Times Herald Record - September 11, 2019
Eighteen years, and we still feel a chill from a crisp autumn day when the sky is that certain shade of deep blue.Eighteen years and still people are dying from the attack that September morning, when the planes hit, and the towers fell and filled lower Manhattan with that massive cloud of ash, smoke and pulverized debris.
That morning, 2,977 people were murdered, and more than 6,000 were injured that day. Most of the dead - 2,606 - were in or around the World Trade Center in New York City.
The FDNY lost 343 that day, and more than 200 since then from sickness spawned by the toxic debris at ground zero. There were 72 police and peace officer fatalities at the WTC, and 229 since, according to the National Law Enforcement Officers Memorial Fund.
Some of those first responders, and some of the civilians who died, lived in the mid-Hudson.
Here, like in New York City, worried teachers tried to shelter students from the news. Here, like in New York City, there were fathers and mothers, sons and daughters who never came home.
Whole communities came together in grief.
That grief is still there, every year, when we gather to honor the people we lost.
Never forget? How could we ever forget? How could anyone?
It took years to recognize the breadth and depth of that day’s toll on first responders and on the people who lived and worked near the towers. In January 2011, President Barack Obama signed the James Zadroga 9/11 Health and Compensation Act of 2010 into law, allowing people made ill or injured by the WTC attack to get reimbursement for medical expenses. Although the law was named for first responders, it also covers people who lived or worked in the exposure zone.

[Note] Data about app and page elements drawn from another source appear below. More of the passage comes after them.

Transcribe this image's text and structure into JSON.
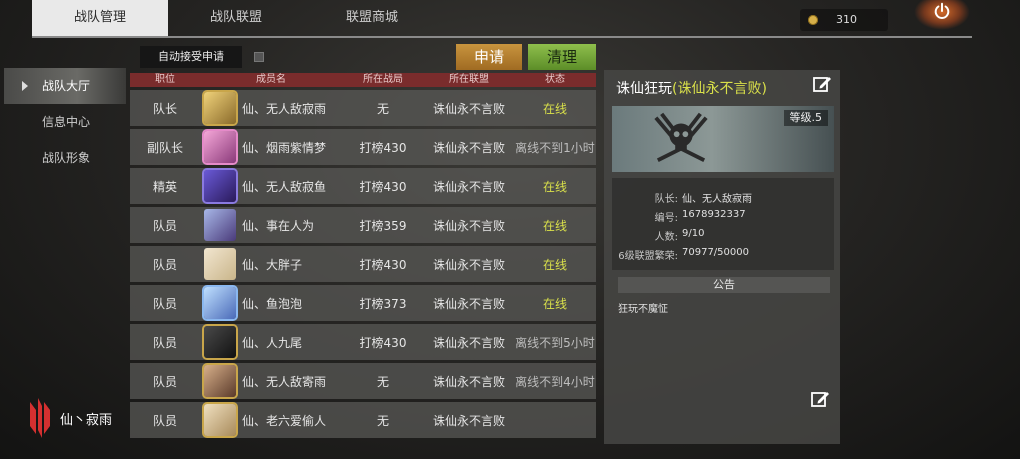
{
  "tabs": [
    "战队管理",
    "战队联盟",
    "联盟商城"
  ],
  "currency": "310",
  "sidebar": [
    "战队大厅",
    "信息中心",
    "战队形象"
  ],
  "controls": {
    "auto_accept": "自动接受申请",
    "apply": "申请",
    "clean": "清理"
  },
  "table": {
    "headers": [
      "职位",
      "成员名",
      "所在战局",
      "所在联盟",
      "状态"
    ],
    "rows": [
      {
        "role": "队长",
        "name": "仙、无人敌寂雨",
        "match": "无",
        "alliance": "诛仙永不言败",
        "status": "在线",
        "online": true
      },
      {
        "role": "副队长",
        "name": "仙、烟雨紫情梦",
        "match": "打榜430",
        "alliance": "诛仙永不言败",
        "status": "离线不到1小时",
        "online": false
      },
      {
        "role": "精英",
        "name": "仙、无人敌寂鱼",
        "match": "打榜430",
        "alliance": "诛仙永不言败",
        "status": "在线",
        "online": true
      },
      {
        "role": "队员",
        "name": "仙、事在人为",
        "match": "打榜359",
        "alliance": "诛仙永不言败",
        "status": "在线",
        "online": true
      },
      {
        "role": "队员",
        "name": "仙、大胖子",
        "match": "打榜430",
        "alliance": "诛仙永不言败",
        "status": "在线",
        "online": true
      },
      {
        "role": "队员",
        "name": "仙、鱼泡泡",
        "match": "打榜373",
        "alliance": "诛仙永不言败",
        "status": "在线",
        "online": true
      },
      {
        "role": "队员",
        "name": "仙、人九尾",
        "match": "打榜430",
        "alliance": "诛仙永不言败",
        "status": "离线不到5小时",
        "online": false
      },
      {
        "role": "队员",
        "name": "仙、无人敌寄雨",
        "match": "无",
        "alliance": "诛仙永不言败",
        "status": "离线不到4小时",
        "online": false
      },
      {
        "role": "队员",
        "name": "仙、老六爱偷人",
        "match": "无",
        "alliance": "诛仙永不言败",
        "status": "",
        "online": false
      }
    ]
  },
  "team": {
    "name": "诛仙狂玩",
    "alliance": "(诛仙永不言败)",
    "level": "等级.5",
    "captain_label": "队长:",
    "captain": "仙、无人敌寂雨",
    "id_label": "编号:",
    "id": "1678932337",
    "members_label": "人数:",
    "members": "9/10",
    "prosperity_label": "6级联盟繁荣:",
    "prosperity": "70977/50000",
    "notice_title": "公告",
    "notice": "狂玩不魔怔"
  },
  "watermark": "仙丶寂雨"
}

Obama signed an extension in 2015, extending the filing deadline to December 2020.
In February, the special master overseeing the fund announced that the well was running dry, and claim payments would have to be reduced.
Cue a massive effort by advocates for further funding and reauthorization, some of them terminally ill firefighters such as Luis Alvarez. Entertainer John Stewart, their advocate for years, again stood with them.
Alvarez gave a moving, impassioned speech to a Congressional committee in June, urging them to take action, shaming them for their delays. He died shortly after, but his words and work achieved his legacy.
On July 24, Congress passed The Never Forget the Heroes: James Zadroga, Ray Pfeifer and Luis Alvarez Permanent Authorization of the September 11th Victim Compensation Fund. President Donald Trump signed it into law on July 29. Now the filing deadline extends through October 2090, with the ability to appropriate funds needed to fill claims.
And the claims will continue to roll in: 51,816 filed since inception, with about half deemed eligible. Through the end of August, the fund had awarded $1.193 billion to survivors.